Grade: 02 CCSS.ELA-Literacy.L.2.6 Use words and phrases acquired through conversations, reading and being read to, and responding to texts, including using adjectives and adverbs to describe (e.g., When other kids are happy that makes me happy). Grade: 03 CCSS.ELA-Literacy.L.3.6 Acquire and use accurately grade-appropriate conversational, general academic, and domain-specific words and phrases, including those that signal spatial and temporal relationships (e.g., After dinner that night we went looking for them). Grade: 04 CCSS.ELA-Literacy.L.4.6 Grade: 05 CCSS.ELA-Literacy.L.5.6 Grade: K CCSS.ELA-Literacy.L.K.6 Use words and phrases acquired through conversations, reading and being read to, and responding to texts. CCSS.ELA-Literacy.SL.1.1 CCSS.ELA-Literacy.SL.1.2. HumanFootprint.pdf. BrainPOP Jr. | Science | Learn about Reduce, Reuse, Recycle. StudyJams. Shake, Rattle and Slide. Exploring Rocks and Minerals.

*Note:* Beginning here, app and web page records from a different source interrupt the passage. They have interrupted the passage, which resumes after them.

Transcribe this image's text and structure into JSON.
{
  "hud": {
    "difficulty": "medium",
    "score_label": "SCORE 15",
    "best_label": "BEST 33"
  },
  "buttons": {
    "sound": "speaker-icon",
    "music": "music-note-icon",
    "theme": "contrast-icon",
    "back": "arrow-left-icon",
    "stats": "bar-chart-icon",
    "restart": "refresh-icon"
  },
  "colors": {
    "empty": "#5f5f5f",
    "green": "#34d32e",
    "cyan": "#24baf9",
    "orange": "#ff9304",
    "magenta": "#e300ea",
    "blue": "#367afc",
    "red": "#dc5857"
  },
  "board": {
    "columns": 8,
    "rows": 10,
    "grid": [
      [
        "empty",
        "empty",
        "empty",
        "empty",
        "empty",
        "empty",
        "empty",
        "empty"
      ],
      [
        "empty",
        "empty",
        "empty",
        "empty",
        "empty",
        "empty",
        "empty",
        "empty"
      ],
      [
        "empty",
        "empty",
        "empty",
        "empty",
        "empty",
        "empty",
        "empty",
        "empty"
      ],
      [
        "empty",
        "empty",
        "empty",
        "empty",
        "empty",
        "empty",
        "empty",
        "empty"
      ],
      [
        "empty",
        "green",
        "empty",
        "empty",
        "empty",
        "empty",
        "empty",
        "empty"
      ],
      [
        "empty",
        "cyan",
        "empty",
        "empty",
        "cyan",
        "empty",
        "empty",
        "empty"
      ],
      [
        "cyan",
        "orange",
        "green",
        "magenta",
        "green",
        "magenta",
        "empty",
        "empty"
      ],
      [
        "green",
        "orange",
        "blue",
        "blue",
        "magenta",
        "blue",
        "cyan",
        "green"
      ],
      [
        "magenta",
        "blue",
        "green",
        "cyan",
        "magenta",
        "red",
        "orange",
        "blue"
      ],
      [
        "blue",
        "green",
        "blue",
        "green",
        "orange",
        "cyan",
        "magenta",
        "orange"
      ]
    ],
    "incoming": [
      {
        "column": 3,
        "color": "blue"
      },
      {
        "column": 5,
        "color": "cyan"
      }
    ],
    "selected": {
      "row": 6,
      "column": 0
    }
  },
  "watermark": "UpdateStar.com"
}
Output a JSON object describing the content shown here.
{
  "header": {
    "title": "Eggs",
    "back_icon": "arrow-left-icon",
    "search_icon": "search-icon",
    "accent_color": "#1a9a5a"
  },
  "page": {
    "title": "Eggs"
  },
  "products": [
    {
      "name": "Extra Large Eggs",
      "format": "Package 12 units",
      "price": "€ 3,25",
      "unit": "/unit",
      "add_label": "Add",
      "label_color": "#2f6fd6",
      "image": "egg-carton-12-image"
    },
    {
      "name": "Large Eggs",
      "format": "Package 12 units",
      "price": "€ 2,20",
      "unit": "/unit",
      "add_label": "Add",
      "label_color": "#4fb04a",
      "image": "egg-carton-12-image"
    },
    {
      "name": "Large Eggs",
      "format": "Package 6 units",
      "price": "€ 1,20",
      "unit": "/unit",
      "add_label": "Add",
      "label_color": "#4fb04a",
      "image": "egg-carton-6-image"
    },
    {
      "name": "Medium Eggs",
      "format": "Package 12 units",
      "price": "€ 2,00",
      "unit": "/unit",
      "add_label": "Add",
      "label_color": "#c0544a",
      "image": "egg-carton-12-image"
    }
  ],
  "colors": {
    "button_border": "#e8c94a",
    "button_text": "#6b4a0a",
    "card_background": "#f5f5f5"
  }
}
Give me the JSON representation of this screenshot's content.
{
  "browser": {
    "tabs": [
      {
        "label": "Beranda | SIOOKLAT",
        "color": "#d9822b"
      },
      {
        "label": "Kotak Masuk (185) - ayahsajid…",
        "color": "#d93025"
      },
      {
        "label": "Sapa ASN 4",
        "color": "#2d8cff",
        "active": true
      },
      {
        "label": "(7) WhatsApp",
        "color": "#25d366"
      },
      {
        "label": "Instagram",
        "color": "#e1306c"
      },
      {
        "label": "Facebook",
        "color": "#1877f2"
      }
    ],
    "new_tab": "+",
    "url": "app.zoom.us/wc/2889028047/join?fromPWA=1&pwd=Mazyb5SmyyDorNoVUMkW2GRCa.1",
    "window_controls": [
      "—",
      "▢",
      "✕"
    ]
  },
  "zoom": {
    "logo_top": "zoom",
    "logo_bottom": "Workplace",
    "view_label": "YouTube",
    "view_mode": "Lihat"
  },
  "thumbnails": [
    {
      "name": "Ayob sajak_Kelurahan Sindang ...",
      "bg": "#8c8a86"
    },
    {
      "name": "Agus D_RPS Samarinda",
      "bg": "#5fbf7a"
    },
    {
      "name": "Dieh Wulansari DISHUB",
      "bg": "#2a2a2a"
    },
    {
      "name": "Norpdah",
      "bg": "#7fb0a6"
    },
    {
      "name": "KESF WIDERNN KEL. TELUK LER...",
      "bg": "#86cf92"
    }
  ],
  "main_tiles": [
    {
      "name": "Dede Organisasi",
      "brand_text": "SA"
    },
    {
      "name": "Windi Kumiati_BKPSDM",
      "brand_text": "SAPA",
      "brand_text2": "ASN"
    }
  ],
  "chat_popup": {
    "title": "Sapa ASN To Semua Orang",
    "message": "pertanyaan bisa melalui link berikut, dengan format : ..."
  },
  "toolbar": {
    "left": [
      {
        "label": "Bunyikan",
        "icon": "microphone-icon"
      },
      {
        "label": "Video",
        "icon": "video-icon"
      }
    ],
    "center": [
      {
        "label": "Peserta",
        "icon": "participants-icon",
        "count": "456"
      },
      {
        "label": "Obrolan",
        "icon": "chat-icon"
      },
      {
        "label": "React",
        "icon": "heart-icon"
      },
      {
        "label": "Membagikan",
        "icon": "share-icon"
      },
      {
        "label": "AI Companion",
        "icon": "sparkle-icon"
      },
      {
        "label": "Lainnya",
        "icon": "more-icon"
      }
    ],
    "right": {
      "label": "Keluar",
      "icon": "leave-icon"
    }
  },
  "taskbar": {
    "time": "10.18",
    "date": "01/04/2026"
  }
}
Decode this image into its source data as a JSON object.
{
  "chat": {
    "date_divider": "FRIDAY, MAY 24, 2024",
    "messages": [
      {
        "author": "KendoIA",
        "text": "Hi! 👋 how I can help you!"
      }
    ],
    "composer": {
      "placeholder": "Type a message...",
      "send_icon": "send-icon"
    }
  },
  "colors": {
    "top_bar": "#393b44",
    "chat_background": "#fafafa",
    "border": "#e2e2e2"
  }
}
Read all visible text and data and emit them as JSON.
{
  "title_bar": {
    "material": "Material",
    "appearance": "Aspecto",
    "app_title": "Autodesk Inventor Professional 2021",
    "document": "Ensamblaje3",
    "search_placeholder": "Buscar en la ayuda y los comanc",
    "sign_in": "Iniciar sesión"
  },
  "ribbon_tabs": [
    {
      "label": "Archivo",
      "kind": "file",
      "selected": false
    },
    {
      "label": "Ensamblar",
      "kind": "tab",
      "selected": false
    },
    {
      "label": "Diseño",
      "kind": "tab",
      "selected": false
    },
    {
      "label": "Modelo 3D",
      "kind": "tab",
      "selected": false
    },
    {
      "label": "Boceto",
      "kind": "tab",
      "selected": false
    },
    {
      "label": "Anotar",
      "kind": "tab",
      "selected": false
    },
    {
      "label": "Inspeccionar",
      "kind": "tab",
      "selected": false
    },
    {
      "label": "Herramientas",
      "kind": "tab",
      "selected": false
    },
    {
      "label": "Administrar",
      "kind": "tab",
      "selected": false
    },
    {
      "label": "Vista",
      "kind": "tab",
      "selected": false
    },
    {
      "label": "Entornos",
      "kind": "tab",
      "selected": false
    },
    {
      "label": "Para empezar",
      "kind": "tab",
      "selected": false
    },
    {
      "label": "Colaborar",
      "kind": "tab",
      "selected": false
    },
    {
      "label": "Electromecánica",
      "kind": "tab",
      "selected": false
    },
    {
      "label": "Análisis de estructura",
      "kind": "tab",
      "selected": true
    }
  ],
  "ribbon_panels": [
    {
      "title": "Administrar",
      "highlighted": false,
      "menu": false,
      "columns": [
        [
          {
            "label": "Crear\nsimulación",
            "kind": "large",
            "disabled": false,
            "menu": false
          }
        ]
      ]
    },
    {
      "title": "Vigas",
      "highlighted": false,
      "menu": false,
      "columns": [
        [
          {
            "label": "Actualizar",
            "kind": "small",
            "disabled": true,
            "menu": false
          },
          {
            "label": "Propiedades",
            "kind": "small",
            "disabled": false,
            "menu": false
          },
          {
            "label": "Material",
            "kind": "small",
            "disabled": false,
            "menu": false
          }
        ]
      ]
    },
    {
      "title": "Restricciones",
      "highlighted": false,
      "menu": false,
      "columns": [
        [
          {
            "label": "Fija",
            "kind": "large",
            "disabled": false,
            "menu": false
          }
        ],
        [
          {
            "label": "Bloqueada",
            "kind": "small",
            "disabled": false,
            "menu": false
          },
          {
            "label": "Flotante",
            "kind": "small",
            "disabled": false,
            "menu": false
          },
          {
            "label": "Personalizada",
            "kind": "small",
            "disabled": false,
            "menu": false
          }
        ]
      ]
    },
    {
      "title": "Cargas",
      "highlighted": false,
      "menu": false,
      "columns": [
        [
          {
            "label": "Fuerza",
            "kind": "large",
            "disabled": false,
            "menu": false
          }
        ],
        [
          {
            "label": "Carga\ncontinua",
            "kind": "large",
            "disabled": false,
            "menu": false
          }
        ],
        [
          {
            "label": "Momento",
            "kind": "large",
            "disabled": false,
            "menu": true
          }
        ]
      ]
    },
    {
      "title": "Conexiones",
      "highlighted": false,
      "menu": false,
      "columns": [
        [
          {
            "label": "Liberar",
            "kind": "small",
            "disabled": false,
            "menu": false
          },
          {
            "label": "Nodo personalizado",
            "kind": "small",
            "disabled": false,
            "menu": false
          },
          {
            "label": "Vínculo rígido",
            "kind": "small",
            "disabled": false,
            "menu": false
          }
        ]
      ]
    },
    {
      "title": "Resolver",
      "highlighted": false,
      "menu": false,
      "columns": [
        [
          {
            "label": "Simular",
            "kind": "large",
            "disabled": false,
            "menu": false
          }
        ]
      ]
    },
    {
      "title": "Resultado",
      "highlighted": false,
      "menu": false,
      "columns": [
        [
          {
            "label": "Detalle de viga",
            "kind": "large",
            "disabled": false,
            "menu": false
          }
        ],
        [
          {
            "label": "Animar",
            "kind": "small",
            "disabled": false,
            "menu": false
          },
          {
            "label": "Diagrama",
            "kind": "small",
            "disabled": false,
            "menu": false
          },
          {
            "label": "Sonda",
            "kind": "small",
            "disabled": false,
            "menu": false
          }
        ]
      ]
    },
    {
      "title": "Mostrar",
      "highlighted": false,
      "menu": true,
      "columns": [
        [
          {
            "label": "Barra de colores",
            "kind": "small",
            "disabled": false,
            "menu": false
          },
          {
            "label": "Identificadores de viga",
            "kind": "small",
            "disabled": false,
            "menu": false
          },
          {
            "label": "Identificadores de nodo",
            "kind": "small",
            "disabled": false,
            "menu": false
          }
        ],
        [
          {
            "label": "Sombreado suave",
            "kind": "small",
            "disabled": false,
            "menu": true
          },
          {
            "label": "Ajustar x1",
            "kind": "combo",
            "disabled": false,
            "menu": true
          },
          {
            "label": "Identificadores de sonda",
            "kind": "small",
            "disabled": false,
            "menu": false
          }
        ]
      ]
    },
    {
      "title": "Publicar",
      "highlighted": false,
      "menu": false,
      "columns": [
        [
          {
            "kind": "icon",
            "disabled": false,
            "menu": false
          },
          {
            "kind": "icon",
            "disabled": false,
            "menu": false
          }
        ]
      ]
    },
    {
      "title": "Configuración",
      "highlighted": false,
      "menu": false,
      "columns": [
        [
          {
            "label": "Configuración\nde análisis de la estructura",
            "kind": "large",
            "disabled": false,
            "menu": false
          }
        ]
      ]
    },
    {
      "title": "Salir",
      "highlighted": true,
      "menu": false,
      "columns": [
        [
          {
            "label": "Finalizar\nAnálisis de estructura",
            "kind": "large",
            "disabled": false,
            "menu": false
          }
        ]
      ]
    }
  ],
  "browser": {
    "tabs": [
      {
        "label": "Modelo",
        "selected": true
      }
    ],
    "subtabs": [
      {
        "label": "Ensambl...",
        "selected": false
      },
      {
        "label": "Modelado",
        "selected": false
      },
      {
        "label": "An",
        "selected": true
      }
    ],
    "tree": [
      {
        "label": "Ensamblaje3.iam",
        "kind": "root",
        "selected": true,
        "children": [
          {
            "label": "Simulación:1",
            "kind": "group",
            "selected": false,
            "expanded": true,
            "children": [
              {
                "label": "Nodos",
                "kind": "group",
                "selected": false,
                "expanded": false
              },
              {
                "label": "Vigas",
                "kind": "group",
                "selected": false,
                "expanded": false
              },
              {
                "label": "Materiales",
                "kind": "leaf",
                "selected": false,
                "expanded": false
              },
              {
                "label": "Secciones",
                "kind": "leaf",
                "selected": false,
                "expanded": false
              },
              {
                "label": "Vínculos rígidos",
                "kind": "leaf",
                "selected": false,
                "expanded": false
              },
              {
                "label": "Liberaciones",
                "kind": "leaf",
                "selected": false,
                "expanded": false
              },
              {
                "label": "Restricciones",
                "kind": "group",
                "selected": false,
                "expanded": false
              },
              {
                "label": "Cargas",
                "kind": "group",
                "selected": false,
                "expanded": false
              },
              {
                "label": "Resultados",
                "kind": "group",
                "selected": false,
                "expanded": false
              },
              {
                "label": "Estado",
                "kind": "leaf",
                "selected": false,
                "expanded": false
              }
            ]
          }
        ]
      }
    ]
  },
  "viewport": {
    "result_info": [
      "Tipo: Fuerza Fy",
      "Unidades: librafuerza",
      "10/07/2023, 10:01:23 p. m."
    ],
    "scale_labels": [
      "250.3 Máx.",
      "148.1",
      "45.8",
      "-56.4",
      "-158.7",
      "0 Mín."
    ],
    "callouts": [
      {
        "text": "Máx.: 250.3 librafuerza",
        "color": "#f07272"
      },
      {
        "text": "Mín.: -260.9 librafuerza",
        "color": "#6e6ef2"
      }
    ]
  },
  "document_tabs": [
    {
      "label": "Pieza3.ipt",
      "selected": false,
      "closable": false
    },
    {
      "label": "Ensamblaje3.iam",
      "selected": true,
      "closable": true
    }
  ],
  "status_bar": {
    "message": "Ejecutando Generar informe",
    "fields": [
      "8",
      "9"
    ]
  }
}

50 Really Cool Online Tools for Science Teachers. A 21st-century education revolves around the Internet for everything from collaboration, tools, lessons, and even earning degrees online. If you are looking for ways to integrate online learning into your science class or science degree programs, then take a look at these cool online tools that are just perfect for both teachers and students.
Science Tools to Use with Students These tools offer opportunities for learning about climate, cells, the human body, nature, and more. ChemiCool. Share this periodic table with your class for an easy to use tool with information on each of the specific elements.GPS Activities and Lesson Plans. If you are interested in using GPS and geocaching with your science class, get the basics on how it’s done and browse through lessons other teachers have used with their classes.Climate Zone. AP Tools Whether you are setting up a new AP curriculum or are just looking for additional material to use with your AP science students, these tools will help. Calculators. Bill Nye The Science Guy & Rocks & Soil FULL EPISODE. Rocks for Kids - 15 Fun Activities and Ideas - Teach Junkie. The Magic School Bus | Games | Blows Its Top. Geology Online Lesson Plans--Illinois State Museum.
Videos - Geology. Geology may be a science that moves very slowly, but a number of videos bring the subject to life for students. Education World compiled some great videos that will get kids excited about the topic. For each one, we include a description and grade level. We also note the video’s capacity for engagement (“cool factor”). The Geology and Formation of the Western Land of U.S. Source: World-earthquakes.com. Despite the odd syntax of its title, this video is produced by the experts at World Earthquakes—a group that tracks earthquake data around the globe. Grade level: Sixth grade or higher Run time: 44:59 Description: This rather dramatic video shows geology in action—specifically, how the western part of the United States came to look the way it does. Cool factor: Not as cool as some, but dramatizations of geologic activities add interest.
National Geographic Colliding Continents Source: National Geographic Grade level: All ages Run time: 50:05 Geology Kitchen: What is a Mineral? Run time: 5:44.